What the exercise asks: Match on the string "Associate" in the entries below and return every matching line.

Records from a data collection:
►
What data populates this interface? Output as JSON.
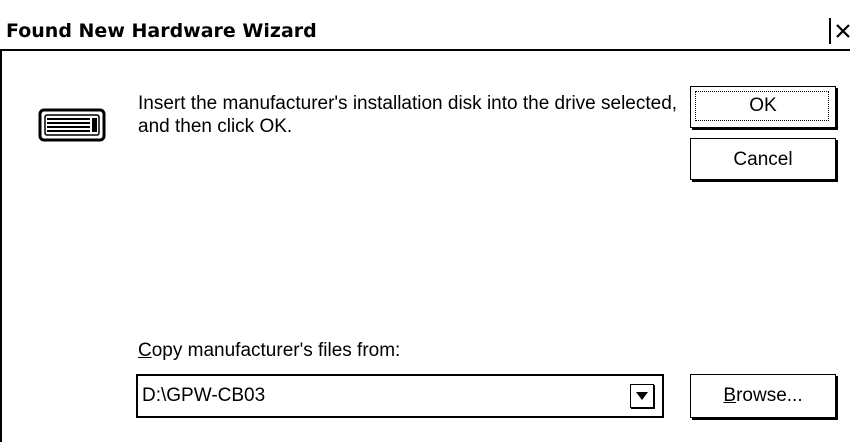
{
  "window": {
    "title": "Found New Hardware Wizard"
  },
  "icons": {
    "close": "close-icon",
    "disk": "disk-drive-icon",
    "dropdown": "chevron-down-icon"
  },
  "message": {
    "text": "Insert the manufacturer's installation disk into the drive selected, and then click OK."
  },
  "buttons": {
    "ok_label": "OK",
    "cancel_label": "Cancel",
    "browse_label_accel": "B",
    "browse_label_rest": "rowse..."
  },
  "copy_from": {
    "label_accel": "C",
    "label_rest": "opy manufacturer's files from:",
    "value": "D:\\GPW-CB03"
  }
}
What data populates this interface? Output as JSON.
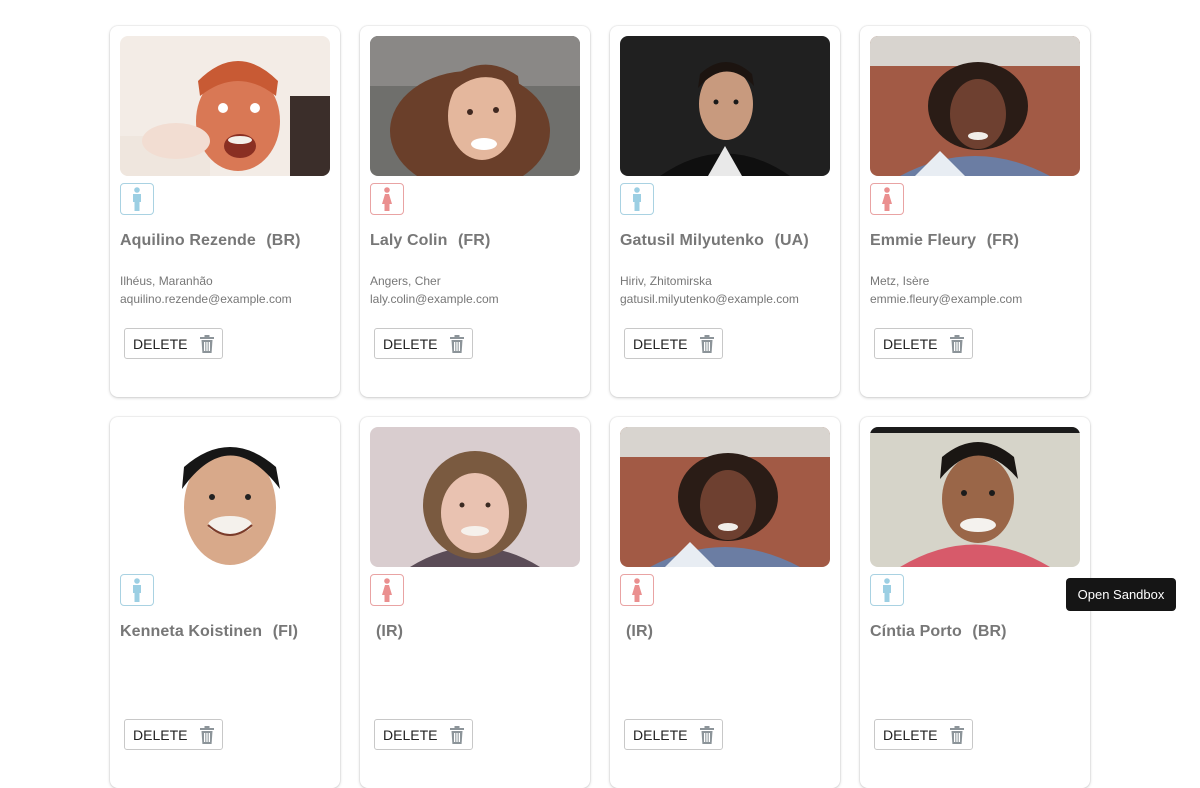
{
  "users": [
    {
      "name": "Aquilino Rezende",
      "country": "(BR)",
      "city": "Ilhéus, Maranhão",
      "email": "aquilino.rezende@example.com",
      "gender": "male",
      "delete_label": "DELETE",
      "icon": "male-icon"
    },
    {
      "name": "Laly Colin",
      "country": "(FR)",
      "city": "Angers, Cher",
      "email": "laly.colin@example.com",
      "gender": "female",
      "delete_label": "DELETE",
      "icon": "female-icon"
    },
    {
      "name": "Gatusil Milyutenko",
      "country": "(UA)",
      "city": "Hiriv, Zhitomirska",
      "email": "gatusil.milyutenko@example.com",
      "gender": "male",
      "delete_label": "DELETE",
      "icon": "male-icon"
    },
    {
      "name": "Emmie Fleury",
      "country": "(FR)",
      "city": "Metz, Isère",
      "email": "emmie.fleury@example.com",
      "gender": "female",
      "delete_label": "DELETE",
      "icon": "female-icon"
    },
    {
      "name": "Kenneta Koistinen",
      "country": "(FI)",
      "city": "",
      "email": "",
      "gender": "male",
      "delete_label": "DELETE",
      "icon": "male-icon"
    },
    {
      "name": "",
      "country": "(IR)",
      "city": "",
      "email": "",
      "gender": "female",
      "delete_label": "DELETE",
      "icon": "female-icon"
    },
    {
      "name": "",
      "country": "(IR)",
      "city": "",
      "email": "",
      "gender": "female",
      "delete_label": "DELETE",
      "icon": "female-icon"
    },
    {
      "name": "Cíntia Porto",
      "country": "(BR)",
      "city": "",
      "email": "",
      "gender": "male",
      "delete_label": "DELETE",
      "icon": "male-icon"
    }
  ],
  "sandbox_button": "Open Sandbox",
  "colors": {
    "male": "#9ccfe3",
    "female": "#ea8f8f",
    "trash": "#8c9499"
  }
}
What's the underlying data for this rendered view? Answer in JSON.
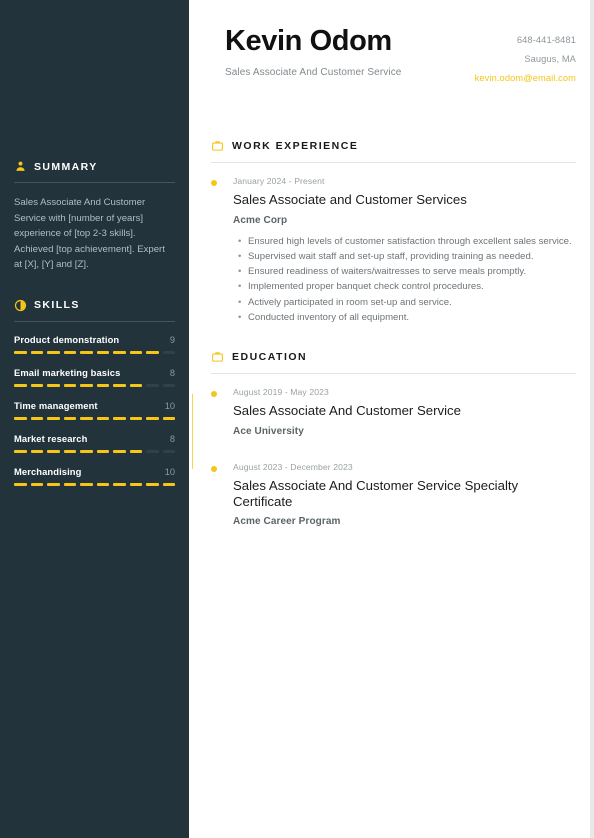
{
  "header": {
    "name": "Kevin Odom",
    "job_title": "Sales Associate And Customer Service",
    "phone": "648-441-8481",
    "location": "Saugus, MA",
    "email": "kevin.odom@email.com",
    "email_color": "#f5c518"
  },
  "sidebar": {
    "summary": {
      "icon": "person-icon",
      "heading": "SUMMARY",
      "text": "Sales Associate And Customer Service with [number of years] experience of [top 2-3 skills]. Achieved [top achievement]. Expert at [X], [Y] and [Z]."
    },
    "skills": {
      "icon": "pie-chart-icon",
      "heading": "SKILLS",
      "max": 10,
      "items": [
        {
          "name": "Product demonstration",
          "score": 9
        },
        {
          "name": "Email marketing basics",
          "score": 8
        },
        {
          "name": "Time management",
          "score": 10
        },
        {
          "name": "Market research",
          "score": 8
        },
        {
          "name": "Merchandising",
          "score": 10
        }
      ]
    }
  },
  "main": {
    "work": {
      "icon": "briefcase-icon",
      "heading": "WORK EXPERIENCE",
      "entries": [
        {
          "date": "January 2024 - Present",
          "title": "Sales Associate and Customer Services",
          "org": "Acme Corp",
          "bullets": [
            "Ensured high levels of customer satisfaction through excellent sales service.",
            "Supervised wait staff and set-up staff, providing training as needed.",
            "Ensured readiness of waiters/waitresses to serve meals promptly.",
            "Implemented proper banquet check control procedures.",
            "Actively participated in room set-up and service.",
            "Conducted inventory of all equipment."
          ]
        }
      ]
    },
    "education": {
      "icon": "briefcase-icon",
      "heading": "EDUCATION",
      "entries": [
        {
          "date": "August 2019 - May 2023",
          "title": "Sales Associate And Customer Service",
          "org": "Ace University"
        },
        {
          "date": "August 2023 - December 2023",
          "title": "Sales Associate And Customer Service Specialty Certificate",
          "org": "Acme Career Program"
        }
      ]
    }
  },
  "theme": {
    "sidebar_bg": "#22333b",
    "accent": "#f5c518",
    "page_bg": "#ffffff"
  }
}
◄
Completed exercise:
    "job_title": "Sales Associate And Customer Service",
      "text": "Sales Associate And Customer Service with [number of years] experience of [top 2-3 skills]. Achieved [top achievement]. Expert at [X], [Y] and [Z]."
          "title": "Sales Associate and Customer Services",
          "title": "Sales Associate And Customer Service",
          "title": "Sales Associate And Customer Service Specialty Certificate",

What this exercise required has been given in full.